Spielman acknowledged the priorities of student-athletes. They’re college students who play a sport on top of going to class and studying. Social media comes secondary, and it is unrealistic to expect it to be a full-time job. With that said, GSE will listen to the career aspirations of its clients and involve the athletes in opportunities that will help propel them in whichever direction they choose. Some of the more accessible prospects Spielman anticipates are memorabilia and trading cards. In addition, QSRs (Quick Service Restaurants) show a lot of potential for athletes to capitalize on their NIL.
While some athletes at big-name programs may have more opportunities off the bat, Spielman recognizes other factors, like narrative, are equally important in an athlete’s ability to attract deals. “People like the Cavinder twins and others who are great social media personalities. We’re with Jahvon Quinerly, who plays basketball at Alabama is a good social media personality,” said Spielman. “People are gravitating to that. … Marketing is much more of an art than a science.”

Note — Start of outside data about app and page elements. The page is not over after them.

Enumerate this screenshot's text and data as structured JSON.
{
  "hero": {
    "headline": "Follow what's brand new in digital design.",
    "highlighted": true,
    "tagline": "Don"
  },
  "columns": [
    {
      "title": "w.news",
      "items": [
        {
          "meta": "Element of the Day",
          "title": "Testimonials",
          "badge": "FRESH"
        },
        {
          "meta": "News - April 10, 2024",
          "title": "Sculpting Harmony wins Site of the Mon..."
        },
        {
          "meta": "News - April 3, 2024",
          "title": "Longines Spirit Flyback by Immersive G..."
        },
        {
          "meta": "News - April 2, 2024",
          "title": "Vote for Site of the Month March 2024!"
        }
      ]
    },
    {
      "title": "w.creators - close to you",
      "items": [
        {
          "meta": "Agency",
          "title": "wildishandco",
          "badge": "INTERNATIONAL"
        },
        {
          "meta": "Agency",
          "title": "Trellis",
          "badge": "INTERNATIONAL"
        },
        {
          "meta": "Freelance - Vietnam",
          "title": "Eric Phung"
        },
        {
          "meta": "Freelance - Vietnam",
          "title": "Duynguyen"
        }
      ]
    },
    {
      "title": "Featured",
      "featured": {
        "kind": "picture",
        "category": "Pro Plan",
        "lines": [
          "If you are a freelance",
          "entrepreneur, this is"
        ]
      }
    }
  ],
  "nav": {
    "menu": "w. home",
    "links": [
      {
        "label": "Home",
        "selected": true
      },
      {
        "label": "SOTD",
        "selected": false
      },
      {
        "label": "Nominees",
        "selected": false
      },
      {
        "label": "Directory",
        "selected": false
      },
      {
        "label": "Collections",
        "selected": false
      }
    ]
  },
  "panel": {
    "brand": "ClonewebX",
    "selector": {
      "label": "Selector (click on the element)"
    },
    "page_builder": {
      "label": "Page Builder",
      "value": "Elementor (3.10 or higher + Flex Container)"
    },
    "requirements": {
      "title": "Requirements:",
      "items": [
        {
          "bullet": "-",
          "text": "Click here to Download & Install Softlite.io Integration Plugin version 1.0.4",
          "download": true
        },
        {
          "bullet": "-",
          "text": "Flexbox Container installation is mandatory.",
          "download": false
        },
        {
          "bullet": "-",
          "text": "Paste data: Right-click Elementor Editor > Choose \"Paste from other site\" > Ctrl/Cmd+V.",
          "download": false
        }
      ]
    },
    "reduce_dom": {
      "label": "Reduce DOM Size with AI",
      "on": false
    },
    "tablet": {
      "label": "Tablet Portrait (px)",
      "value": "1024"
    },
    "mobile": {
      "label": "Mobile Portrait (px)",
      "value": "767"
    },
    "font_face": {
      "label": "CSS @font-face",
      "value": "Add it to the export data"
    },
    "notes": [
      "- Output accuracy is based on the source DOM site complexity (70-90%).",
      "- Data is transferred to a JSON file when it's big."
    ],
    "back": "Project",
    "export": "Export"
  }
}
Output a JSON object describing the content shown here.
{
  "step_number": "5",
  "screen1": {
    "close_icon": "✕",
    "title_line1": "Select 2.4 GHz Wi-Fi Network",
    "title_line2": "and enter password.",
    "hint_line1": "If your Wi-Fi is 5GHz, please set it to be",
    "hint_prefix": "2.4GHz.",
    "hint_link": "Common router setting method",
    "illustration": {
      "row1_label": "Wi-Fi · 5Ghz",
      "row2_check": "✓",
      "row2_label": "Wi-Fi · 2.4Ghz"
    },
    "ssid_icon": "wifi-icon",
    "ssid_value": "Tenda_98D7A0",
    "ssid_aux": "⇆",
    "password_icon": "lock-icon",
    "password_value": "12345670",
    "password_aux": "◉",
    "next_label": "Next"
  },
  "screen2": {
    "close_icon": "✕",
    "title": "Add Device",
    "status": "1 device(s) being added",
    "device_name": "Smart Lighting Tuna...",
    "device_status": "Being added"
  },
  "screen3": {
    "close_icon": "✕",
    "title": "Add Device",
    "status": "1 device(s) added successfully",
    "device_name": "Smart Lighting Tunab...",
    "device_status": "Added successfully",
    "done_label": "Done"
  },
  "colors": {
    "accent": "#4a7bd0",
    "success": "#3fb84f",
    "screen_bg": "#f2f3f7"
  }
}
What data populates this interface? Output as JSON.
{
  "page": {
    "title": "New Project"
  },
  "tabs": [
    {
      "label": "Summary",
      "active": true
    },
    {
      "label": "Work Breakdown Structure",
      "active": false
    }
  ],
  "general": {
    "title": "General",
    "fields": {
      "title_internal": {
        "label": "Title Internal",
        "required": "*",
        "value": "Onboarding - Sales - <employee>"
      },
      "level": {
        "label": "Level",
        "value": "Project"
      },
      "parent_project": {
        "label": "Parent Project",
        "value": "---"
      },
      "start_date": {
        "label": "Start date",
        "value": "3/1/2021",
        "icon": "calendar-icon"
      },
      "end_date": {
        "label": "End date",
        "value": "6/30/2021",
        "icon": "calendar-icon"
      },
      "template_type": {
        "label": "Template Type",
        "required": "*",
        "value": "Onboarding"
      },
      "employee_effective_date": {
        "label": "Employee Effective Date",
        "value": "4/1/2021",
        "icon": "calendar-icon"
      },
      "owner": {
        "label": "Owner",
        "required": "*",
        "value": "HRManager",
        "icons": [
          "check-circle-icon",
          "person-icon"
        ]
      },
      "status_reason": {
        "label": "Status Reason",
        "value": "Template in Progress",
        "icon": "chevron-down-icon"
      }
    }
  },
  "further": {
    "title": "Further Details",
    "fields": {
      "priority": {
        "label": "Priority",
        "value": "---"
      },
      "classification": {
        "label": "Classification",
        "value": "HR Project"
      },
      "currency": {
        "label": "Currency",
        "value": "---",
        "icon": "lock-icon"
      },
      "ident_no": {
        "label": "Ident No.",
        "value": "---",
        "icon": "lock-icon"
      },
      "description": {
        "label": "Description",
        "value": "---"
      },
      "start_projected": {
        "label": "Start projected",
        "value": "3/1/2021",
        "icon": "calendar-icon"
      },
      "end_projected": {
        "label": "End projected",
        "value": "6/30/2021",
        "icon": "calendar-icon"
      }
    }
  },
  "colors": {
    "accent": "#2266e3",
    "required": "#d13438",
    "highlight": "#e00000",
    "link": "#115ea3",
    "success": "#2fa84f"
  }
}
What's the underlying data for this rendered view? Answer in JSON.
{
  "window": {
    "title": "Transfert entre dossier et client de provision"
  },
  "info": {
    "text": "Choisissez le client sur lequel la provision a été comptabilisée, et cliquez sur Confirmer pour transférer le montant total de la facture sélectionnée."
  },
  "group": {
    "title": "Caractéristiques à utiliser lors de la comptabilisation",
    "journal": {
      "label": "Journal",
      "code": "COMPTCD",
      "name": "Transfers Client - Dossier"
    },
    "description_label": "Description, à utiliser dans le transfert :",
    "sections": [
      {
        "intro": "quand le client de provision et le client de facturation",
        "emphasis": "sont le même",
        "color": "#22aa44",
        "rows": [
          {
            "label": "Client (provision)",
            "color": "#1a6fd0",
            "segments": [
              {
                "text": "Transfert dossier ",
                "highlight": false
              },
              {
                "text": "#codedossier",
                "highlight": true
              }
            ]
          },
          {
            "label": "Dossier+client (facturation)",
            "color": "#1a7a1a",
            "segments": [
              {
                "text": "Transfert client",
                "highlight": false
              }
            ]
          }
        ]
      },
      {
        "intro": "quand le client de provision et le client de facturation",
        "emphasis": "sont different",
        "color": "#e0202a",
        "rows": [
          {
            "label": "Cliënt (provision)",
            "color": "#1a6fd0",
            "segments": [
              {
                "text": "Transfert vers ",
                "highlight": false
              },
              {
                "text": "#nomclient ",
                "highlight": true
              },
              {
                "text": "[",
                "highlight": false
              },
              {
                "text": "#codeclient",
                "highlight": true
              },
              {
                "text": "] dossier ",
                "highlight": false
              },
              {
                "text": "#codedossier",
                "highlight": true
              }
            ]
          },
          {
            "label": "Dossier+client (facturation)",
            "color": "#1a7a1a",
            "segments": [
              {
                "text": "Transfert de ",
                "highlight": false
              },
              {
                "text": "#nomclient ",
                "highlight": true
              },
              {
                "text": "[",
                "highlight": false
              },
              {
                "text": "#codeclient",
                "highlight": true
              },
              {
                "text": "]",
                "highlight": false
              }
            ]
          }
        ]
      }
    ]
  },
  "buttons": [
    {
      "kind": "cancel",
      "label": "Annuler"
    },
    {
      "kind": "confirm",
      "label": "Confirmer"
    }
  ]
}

Since NIL has taken college athletics by storm, some unlikely sports have emerged as promising opportunities for student-athletes. New creative developments like the “Next In Line” program launched by the WWE offer athletes a route to unique collaborative partnerships that may otherwise not be available to them. “We might not have previously considered wrestling as a sport to focus on,” Spielman said. “I personally have an affinity for lacrosse, where I might give that more time and attention.”